Walking into the venue, initial impressions were good. It certainly looked interesting. I was somewhat concerned about how the sound would come across in such a large concrete space, but I was optimistic. After waiting an hour for the first band (seriously, why would you advertise a gig as starting at 7:30 when the first band doesn't even get onstage until closer to 8:45?), Yves Klein Blue finally took to the stage. It was my first time seeing the band, and my initial thought was "hmmm, I can see where that $20k they won from that Kickstart competition went to?". In other words, they were decked out with some nice gear. My second thought was "hmmm, this sound is muffled and thin".
It seems to me that as nice as The Powerhouse is, it's not exactly the best place to see an energetic rock show. The huge space sucks up any energy that the band puts out, and the concrete walls that surround the performance area take care of any clarity that might have been found in the sound (maybe it was just because I was up on the walkways above the stage, out of the direct line of the speakers, but still, 1/3 of the audience was up there with me). Add the fact that the venue was maybe half full, and it became a difficult task for the bands to put on an engaging show. Personally, I thought that Yves Klein Blue struggled. They certainly have that British guitar pop/rock sound down pat, but to me they seemed to lack a bit of energy and spark. I just couldn't hear the hooks in their songs, and with the type of music they choose to play, melodic hooks are vital. Maybe it was just the sound of the venue, or maybe they're just not the next big thing that some people hail them as. I haven't heard their EP, so I'll wait before passing a more definitive judgement on the band. One thing is inarguable: they played for too long. My companions and I all agreed that they played at least three songs too many. For a local band playing first on the bill with only one EP to their name, a 45+minute set is too much. Then again, maybe that was the intention of Faster Louder when putting on this particular show - to put local bands on the same level as an international act. Whatever the reason, my point remains: too long.
I Heart Hiroshima faired somewhat better. Their lack of bass guitar helped to reduce the muffling effect of the venue, and their music is generally more frantic than that of Yves Klein Blue. Personally I've found a lot of the IHH shows I've seen in recent times to be somewhat lacking when compared to their early shows, where they used to rip your heads off with their aggression. While I think that they have undoubtably grown as songwriters over the last few years, live they have seemed lethargic and, at times, somewhat apathetic. This was not the case this particular night - the band was in good form, putting on the best show I've seen from them in quite a while. The only real criticism I have of them is that they had some really long breaks between songs. Their songs are generally quite short anyway, so to have a 1-2min break between them can kind of grind the show to a halt. Still, it was only an issue a couple of times through the set, so as far as the music went it was a good performance.
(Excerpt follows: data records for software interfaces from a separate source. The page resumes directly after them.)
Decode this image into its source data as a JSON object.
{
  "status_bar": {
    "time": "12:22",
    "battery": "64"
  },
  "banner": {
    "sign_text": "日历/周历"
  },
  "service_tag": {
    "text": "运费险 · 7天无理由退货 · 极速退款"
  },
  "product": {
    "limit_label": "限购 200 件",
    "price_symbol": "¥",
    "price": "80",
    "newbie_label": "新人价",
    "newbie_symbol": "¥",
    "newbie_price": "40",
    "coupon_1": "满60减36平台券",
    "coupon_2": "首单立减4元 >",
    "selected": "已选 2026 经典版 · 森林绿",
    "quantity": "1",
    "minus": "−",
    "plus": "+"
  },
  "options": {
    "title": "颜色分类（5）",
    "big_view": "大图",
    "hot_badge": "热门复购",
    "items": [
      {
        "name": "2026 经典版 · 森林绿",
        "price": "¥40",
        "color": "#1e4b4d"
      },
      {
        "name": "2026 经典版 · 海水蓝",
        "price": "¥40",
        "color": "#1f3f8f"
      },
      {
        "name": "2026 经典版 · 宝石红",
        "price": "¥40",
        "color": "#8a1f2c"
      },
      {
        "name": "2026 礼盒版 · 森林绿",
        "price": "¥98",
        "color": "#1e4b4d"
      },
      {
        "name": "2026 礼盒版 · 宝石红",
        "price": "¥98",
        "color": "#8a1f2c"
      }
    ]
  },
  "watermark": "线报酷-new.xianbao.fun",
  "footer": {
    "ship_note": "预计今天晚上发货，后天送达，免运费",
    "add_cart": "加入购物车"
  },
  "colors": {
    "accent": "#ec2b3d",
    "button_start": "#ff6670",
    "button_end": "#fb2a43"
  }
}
Tilly & The Wall finished off the evening. I'm sure there will be plenty of reviews of them elsewhere, so since they're not really within the scope of this blog I'll just say that my friend and I left after a few songs. Maybe if a) the venue had sound that was more conducive to their style of music, b) their tap-dancer wasn't sick, c) I wasn't so tired and d) they hadn't taken the stage to repeated calls of 'Brisbane, where the fuck are you!?', I might have stayed.
One thing I'd just like to mention: although I've repeatedly said that I didn't think much of the sound of the venue, I still think it can be a great place to see music. It would be an amazing place to see a more atmospheric band, like Bloon or Art of Fighting. Perhaps if the sound could be dampened in some way, so it wasn't so unclear, it would be suitable for more 'rock' acts too.